Nearly 200,000 Canadian small businesses began seriously contemplating shutting their doors for good in early 2021, according to the Canadian Federation of Independent Business. This is in addition to the 58,000 businesses that had already closed since March 2020. All told, such closures were putting nearly 3,000,000 Canadian jobs in jeopardy.

But Canadians are resilient and resourceful. Showing tremendous grit and thoughtful reinvention when it comes to their employment, many Canadians managed to make ends meet during difficult times and moved into new — more fulfilling — career paths. In fact, a recent survey conducted by RBC indicates more than one-third of respondents are re-thinking their long-term career paths, and 35 per cent intend to learn new job skills.

Canadian entrepreneurship is climbing

Canadians started opening businesses at an exciting pace in 2020 and the early part of 2021. From side hustles to passion projects to tech start-ups, Canadians seized opportunities that emerged out of the pandemic, reacting to new trends, needs and business models.

According to the Ownr 2021 Entrepreneurship Report:

  • Ownr saw a 70% increase in new businesses during COVID-19, and 102% increase in incorporations.
  • 26% of new business owners said the pandemic created a gap in the market their new business addresses.
  • 20% struck out on their own because their industry was at risk. Layoffs and the need for supplemental income were also catalysts for new businesses.
  • The online marketplace Etsy, popular for side businesses, saw new shop openings increase by more than 250 per cent year over year.

Many of these new owners had previously been hesitant to start a business because of the perceived risks involved; however, the uncertainty and impacts of the pandemic meant the leap from employment to entrepreneurship became less daunting.

Learning is on the rise

As Canadians found their employment at risk, many workers took the opportunity to learn something new — whether as a means of boosting job skills or to start a completely new journey.
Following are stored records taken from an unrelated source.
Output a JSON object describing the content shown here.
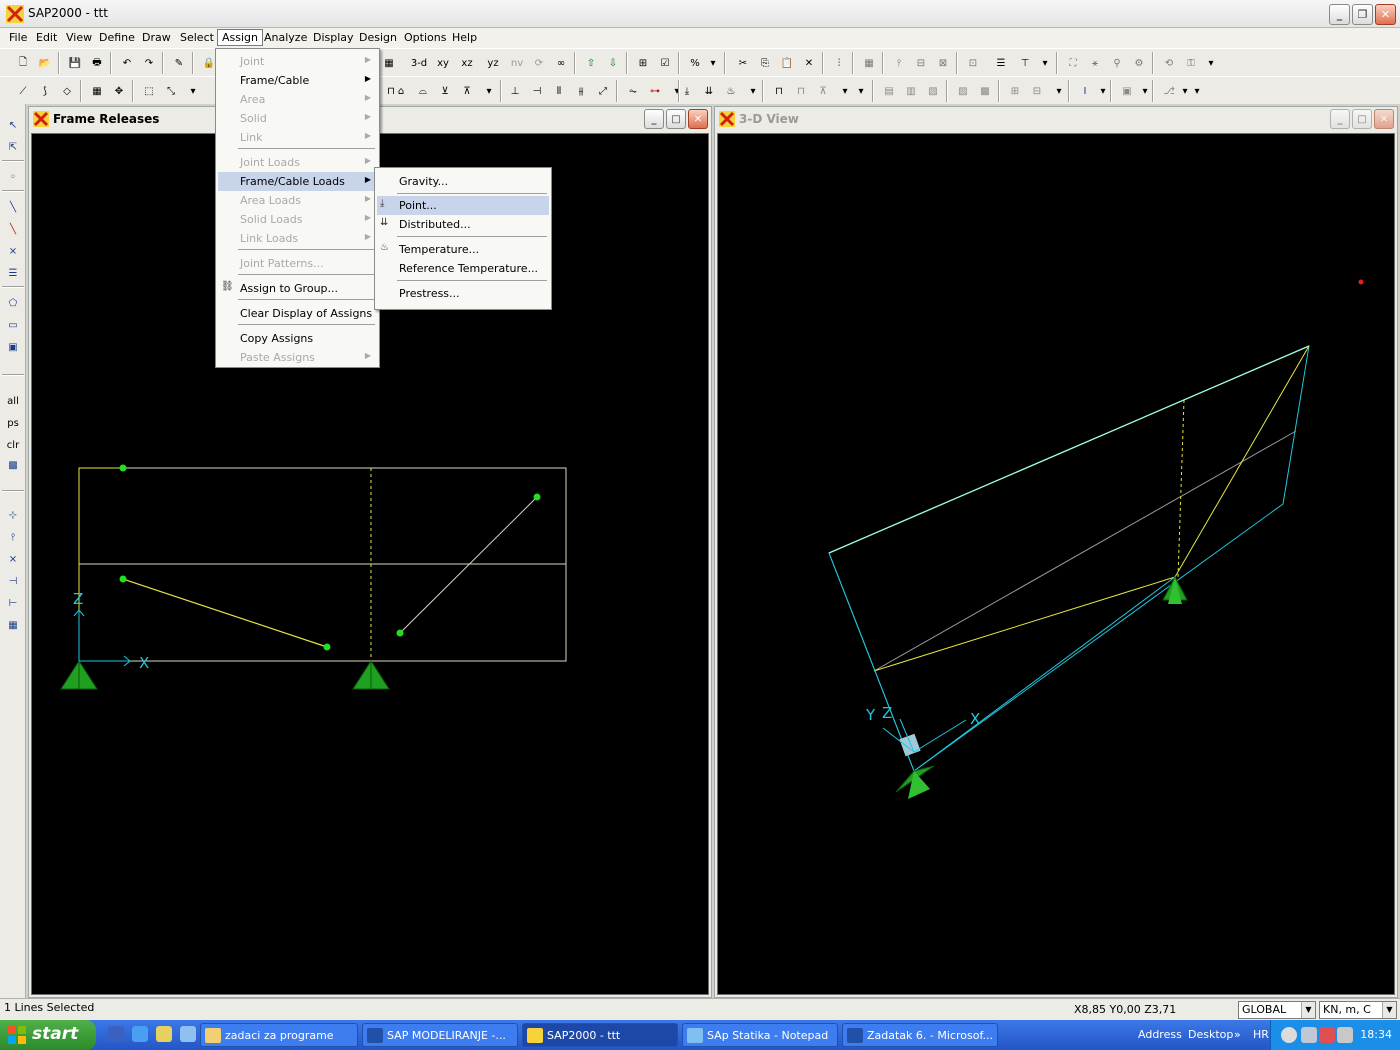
{
  "window": {
    "title": "SAP2000 - ttt"
  },
  "menubar": [
    "File",
    "Edit",
    "View",
    "Define",
    "Draw",
    "Select",
    "Assign",
    "Analyze",
    "Display",
    "Design",
    "Options",
    "Help"
  ],
  "toolbar": {
    "view_3d": "3-d",
    "view_xy": "xy",
    "view_xz": "xz",
    "view_yz": "yz",
    "view_nv": "nv"
  },
  "left_toolbar": {
    "all": "all",
    "ps": "ps",
    "clr": "clr"
  },
  "assign_menu": {
    "items": [
      {
        "label": "Joint",
        "disabled": true,
        "submenu": true
      },
      {
        "label": "Frame/Cable",
        "disabled": false,
        "submenu": true
      },
      {
        "label": "Area",
        "disabled": true,
        "submenu": true
      },
      {
        "label": "Solid",
        "disabled": true,
        "submenu": true
      },
      {
        "label": "Link",
        "disabled": true,
        "submenu": true
      },
      {
        "label": "Joint Loads",
        "disabled": true,
        "submenu": true
      },
      {
        "label": "Frame/Cable Loads",
        "disabled": false,
        "submenu": true,
        "highlighted": true
      },
      {
        "label": "Area Loads",
        "disabled": true,
        "submenu": true
      },
      {
        "label": "Solid Loads",
        "disabled": true,
        "submenu": true
      },
      {
        "label": "Link Loads",
        "disabled": true,
        "submenu": true
      },
      {
        "label": "Joint Patterns...",
        "disabled": true
      },
      {
        "label": "Assign to Group...",
        "disabled": false
      },
      {
        "label": "Clear Display of Assigns",
        "disabled": false
      },
      {
        "label": "Copy Assigns",
        "disabled": false
      },
      {
        "label": "Paste Assigns",
        "disabled": true,
        "submenu": true
      }
    ]
  },
  "frame_loads_submenu": {
    "items": [
      {
        "label": "Gravity..."
      },
      {
        "label": "Point...",
        "highlighted": true
      },
      {
        "label": "Distributed..."
      },
      {
        "label": "Temperature..."
      },
      {
        "label": "Reference Temperature..."
      },
      {
        "label": "Prestress..."
      }
    ]
  },
  "left_window": {
    "title": "Frame Releases",
    "axis_x": "X",
    "axis_z": "Z"
  },
  "right_window": {
    "title": "3-D View",
    "axis_x": "X",
    "axis_y": "Y",
    "axis_z": "Z"
  },
  "model_colors": {
    "frame": "#e6e640",
    "grid": "#d8d8c0",
    "axis": "#20c8e0",
    "support": "#20a020",
    "joint": "#20e020"
  },
  "statusbar": {
    "selection": "1 Lines Selected",
    "coords": "X8,85  Y0,00  Z3,71",
    "coord_system": "GLOBAL",
    "units": "KN, m, C"
  },
  "taskbar": {
    "start": "start",
    "tasks": [
      "zadaci za programe",
      "SAP  MODELIRANJE -...",
      "SAP2000 - ttt",
      "SAp Statika - Notepad",
      "Zadatak 6. - Microsof..."
    ],
    "address": "Address",
    "desktop": "Desktop",
    "lang": "HR",
    "time": "18:34"
  }
}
Enrolment in online programs offered through platforms such as Coursera, Alison and Udemy surged as people looked to fill skills gaps, shift career paths or nurture lifelong passions.

Self-assessment is surging

With the disruption, Canadians reevaluated their careers and where they wanted to be. An online survey of 3,000 Canadians released by Morneau Shepell in November 2020 found 24 per cent were considering changing careers. Career coaches found themselves busier than ever as they helped people carve out new paths based on passion and purpose.

For many Canadians who previously felt stuck in a job that was just paying the bills, an opportunity to try something new emerged — a silver lining of personal growth and reinvention.

Considering a career change or starting your own business? An RBC advisor can help you navigate these shifts so you can approach your new path with confidence.

When you're ready, book an RBC Check In with an advisor today.